A recent report published by the Centres for Disease Control and Prevention has highlighted a significant risk of death associated with exposure to methylene chloride among workers re-surfacing or re-finishing bathtubs.
Exposure to this chemical, which is widely used as a degreaser and paint stripper, has previously been identified as a potential fatal hazard for factory workers and people working as furniture strippers. It has not been previously linked to deaths in people re-finishing bathtubs.
Speaking today about the dangers of methylene chloride exposure Liam Moloney product Liability Solicitor in Naas Co. Kildare said “workers must also use the appropriate protective equipment when using products containing methylene chloride safely. In addition work areas must be well ventilated. Research has shown that in a small bathroom it is unlikely that these products can be used safely’’.
The CDC investigation followed a report of 13 deaths which had occurred across ten states in the USA since 2000 as a result of exposure to methylene chloride in workers whose profession was re-finishing bathtubs. All the deaths occurred in residential bathrooms with inadequate ventilation. The workers either used none or had inadequate protective equipment.
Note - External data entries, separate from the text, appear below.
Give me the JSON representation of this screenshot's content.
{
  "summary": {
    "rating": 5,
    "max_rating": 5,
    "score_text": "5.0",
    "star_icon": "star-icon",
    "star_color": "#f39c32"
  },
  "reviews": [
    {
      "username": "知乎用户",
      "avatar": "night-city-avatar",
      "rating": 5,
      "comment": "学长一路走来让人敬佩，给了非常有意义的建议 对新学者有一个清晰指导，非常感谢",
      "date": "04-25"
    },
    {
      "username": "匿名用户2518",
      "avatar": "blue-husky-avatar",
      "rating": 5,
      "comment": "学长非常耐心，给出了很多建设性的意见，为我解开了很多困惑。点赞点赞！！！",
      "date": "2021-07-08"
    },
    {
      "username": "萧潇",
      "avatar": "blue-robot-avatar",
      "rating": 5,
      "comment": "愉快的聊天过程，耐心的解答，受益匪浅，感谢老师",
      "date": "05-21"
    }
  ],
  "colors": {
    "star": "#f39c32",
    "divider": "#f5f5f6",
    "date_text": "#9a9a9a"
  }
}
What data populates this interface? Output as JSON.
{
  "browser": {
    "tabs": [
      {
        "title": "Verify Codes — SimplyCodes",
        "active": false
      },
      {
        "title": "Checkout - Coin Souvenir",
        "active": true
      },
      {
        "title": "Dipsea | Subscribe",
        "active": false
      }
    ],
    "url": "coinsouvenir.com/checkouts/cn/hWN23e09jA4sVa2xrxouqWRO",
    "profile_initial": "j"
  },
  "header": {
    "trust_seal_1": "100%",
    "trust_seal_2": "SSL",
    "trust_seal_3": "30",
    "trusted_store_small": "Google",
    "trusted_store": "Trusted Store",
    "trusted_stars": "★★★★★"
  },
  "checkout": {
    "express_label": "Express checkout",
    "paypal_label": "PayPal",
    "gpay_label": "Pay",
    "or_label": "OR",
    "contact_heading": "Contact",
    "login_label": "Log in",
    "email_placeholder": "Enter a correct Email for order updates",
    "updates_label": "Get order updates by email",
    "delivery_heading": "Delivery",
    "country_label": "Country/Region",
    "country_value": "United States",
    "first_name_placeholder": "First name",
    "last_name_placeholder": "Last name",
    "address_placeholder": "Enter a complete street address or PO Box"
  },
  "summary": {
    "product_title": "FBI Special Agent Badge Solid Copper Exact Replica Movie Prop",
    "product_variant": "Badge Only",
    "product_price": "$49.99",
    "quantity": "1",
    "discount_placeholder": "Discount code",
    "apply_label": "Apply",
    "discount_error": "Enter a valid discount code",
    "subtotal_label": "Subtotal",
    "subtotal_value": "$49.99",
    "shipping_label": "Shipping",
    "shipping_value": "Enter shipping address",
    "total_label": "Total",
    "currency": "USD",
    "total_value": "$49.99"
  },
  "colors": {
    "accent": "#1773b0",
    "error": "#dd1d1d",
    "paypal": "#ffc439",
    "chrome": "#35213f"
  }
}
Recommended maximum levels of exposure to methylene chloride should not exceed blood levels of 2mg-l. Autopsy results from six of the bathroom workers showed that they had blood levels of the chemical ranging from 18mg-l to 223mg-l.
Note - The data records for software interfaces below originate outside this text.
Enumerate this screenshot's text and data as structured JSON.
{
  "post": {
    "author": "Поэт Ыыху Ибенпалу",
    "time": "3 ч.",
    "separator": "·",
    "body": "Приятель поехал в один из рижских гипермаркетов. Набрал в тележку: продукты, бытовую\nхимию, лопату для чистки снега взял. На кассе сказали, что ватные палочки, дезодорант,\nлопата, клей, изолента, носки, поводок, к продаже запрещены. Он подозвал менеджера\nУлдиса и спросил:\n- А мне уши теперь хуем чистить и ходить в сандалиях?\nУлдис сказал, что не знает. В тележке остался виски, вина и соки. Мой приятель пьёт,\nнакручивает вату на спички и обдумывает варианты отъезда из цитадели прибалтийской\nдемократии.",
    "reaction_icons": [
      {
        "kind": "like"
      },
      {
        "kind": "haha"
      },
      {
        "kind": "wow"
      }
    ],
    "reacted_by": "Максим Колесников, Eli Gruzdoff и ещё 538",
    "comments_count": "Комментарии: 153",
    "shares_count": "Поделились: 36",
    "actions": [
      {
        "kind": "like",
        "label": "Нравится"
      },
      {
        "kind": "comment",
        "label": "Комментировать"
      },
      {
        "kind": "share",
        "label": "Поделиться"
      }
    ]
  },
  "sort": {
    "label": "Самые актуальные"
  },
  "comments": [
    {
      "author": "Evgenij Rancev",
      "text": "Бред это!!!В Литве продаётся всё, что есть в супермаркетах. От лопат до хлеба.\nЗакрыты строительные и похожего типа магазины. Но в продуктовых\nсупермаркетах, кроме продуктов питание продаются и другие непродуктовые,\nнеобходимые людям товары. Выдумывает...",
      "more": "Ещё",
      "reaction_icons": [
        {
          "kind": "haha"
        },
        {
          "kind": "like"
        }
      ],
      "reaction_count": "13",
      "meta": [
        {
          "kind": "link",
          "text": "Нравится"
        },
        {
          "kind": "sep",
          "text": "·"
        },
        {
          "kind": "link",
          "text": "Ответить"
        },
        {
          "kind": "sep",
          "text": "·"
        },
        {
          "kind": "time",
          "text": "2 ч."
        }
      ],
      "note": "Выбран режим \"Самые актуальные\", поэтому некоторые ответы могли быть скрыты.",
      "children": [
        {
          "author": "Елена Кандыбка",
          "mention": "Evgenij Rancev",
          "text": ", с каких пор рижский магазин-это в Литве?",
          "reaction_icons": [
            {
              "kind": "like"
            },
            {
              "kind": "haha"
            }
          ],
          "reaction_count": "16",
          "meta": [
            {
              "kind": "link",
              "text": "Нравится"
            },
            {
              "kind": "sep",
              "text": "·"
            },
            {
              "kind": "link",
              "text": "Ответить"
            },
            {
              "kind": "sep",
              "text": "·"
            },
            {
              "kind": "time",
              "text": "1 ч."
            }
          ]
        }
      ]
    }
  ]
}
Mr Moloney added ‘’ the extreme hazards of using products with this chemical in bathtub re-finishing work needs to be clearly communicated to employers, workers and the general public alike. Products should be labelled and state that they are unsuitable for bathtub re-finishing and manufacturers should consider restricting access to these products, ‘’